The most familiar named moon, September’s harvest moon refers to the time of year after the autumn equinox when crops are gathered. It also refers to the moon’s particularly bright appearance and early rise, which lets farmers continue harvesting into the night. Other names include the corn moon and the barley moon.

October: Hunter’s Moon
The first moon after the harvest moon is the hunter’s moon, so named as the preferred month to hunt summer-fattened deer and fox unable to hide in now bare fields. Like the harvest moon, the hunter’s moon is also particularly bright and long in the sky, giving hunters the opportunity to stalk prey at night. Other names include the travel moon and the dying grass moon.

November: Beaver Moon
There is disagreement over the origin of November’s beaver moon name. Some say it comes from Native Americans setting beaver traps during this month, while others say the name comes from the heavy activity of beavers building their winter dams. Another name is the frost moon.

December: Cold Moon
The coming of winter earned December’s full moon the name cold moon. Other names include the long night moon and the oak moon.

The Blue Moon
Each year, the moon completes its final cycle about 11 days before the Earth finishes its orbit around the sun. These days add up, and every two and a half years or so, there is an extra full moon, called a blue moon. The origin of the term is uncertain, and its precise definition has changed over the years. The term is commonly used today to describe the second full moon of a calendar month, but it was originally the name given to the third full moon of a season containing four full moons.
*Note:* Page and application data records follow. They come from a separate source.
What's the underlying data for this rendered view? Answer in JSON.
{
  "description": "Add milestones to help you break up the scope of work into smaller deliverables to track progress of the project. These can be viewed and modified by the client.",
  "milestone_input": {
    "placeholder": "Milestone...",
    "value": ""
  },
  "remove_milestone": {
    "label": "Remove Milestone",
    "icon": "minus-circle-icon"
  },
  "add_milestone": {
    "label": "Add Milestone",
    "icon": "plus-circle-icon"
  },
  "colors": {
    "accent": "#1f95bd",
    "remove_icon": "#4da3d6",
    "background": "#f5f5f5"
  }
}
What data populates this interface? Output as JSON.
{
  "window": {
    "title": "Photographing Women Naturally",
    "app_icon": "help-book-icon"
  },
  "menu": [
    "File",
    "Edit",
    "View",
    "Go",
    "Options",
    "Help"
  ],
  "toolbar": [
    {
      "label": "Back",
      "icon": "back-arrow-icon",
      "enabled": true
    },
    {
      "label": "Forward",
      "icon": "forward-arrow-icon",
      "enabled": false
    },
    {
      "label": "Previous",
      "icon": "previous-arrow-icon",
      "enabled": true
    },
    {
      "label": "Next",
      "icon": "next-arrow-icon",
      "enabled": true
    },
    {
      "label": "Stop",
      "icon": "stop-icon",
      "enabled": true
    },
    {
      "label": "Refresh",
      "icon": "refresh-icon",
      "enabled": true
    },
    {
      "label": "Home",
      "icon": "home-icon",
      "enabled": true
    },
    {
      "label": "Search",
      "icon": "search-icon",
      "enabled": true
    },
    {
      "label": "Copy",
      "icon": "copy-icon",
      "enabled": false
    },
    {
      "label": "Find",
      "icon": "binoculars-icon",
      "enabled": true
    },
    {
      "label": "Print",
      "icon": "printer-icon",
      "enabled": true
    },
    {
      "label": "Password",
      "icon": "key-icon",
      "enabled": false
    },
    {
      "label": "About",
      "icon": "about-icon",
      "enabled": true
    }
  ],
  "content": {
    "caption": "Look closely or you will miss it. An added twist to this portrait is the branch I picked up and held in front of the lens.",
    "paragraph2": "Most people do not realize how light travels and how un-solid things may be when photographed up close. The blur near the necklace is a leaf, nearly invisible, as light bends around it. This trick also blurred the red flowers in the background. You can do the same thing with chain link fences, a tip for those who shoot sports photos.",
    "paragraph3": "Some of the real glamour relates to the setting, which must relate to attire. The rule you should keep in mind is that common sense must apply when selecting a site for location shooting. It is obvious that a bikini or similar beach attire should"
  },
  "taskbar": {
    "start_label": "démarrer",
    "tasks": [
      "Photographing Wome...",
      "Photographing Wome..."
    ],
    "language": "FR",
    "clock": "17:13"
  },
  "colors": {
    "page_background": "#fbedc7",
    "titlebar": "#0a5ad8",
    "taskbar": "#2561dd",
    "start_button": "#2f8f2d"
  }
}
Many thanks to the Astronomy Departments of Georgia State University, Atlanta, Georgia and Arizona State University, Phoenix, Arizona. Additional thanks to the University of Edinburgh, Edinburgh, Scotland and Fernbank Museum of Natural History/Fernbank Science Center, Decatur, Georgia.

Happy viewing and have a great 2015!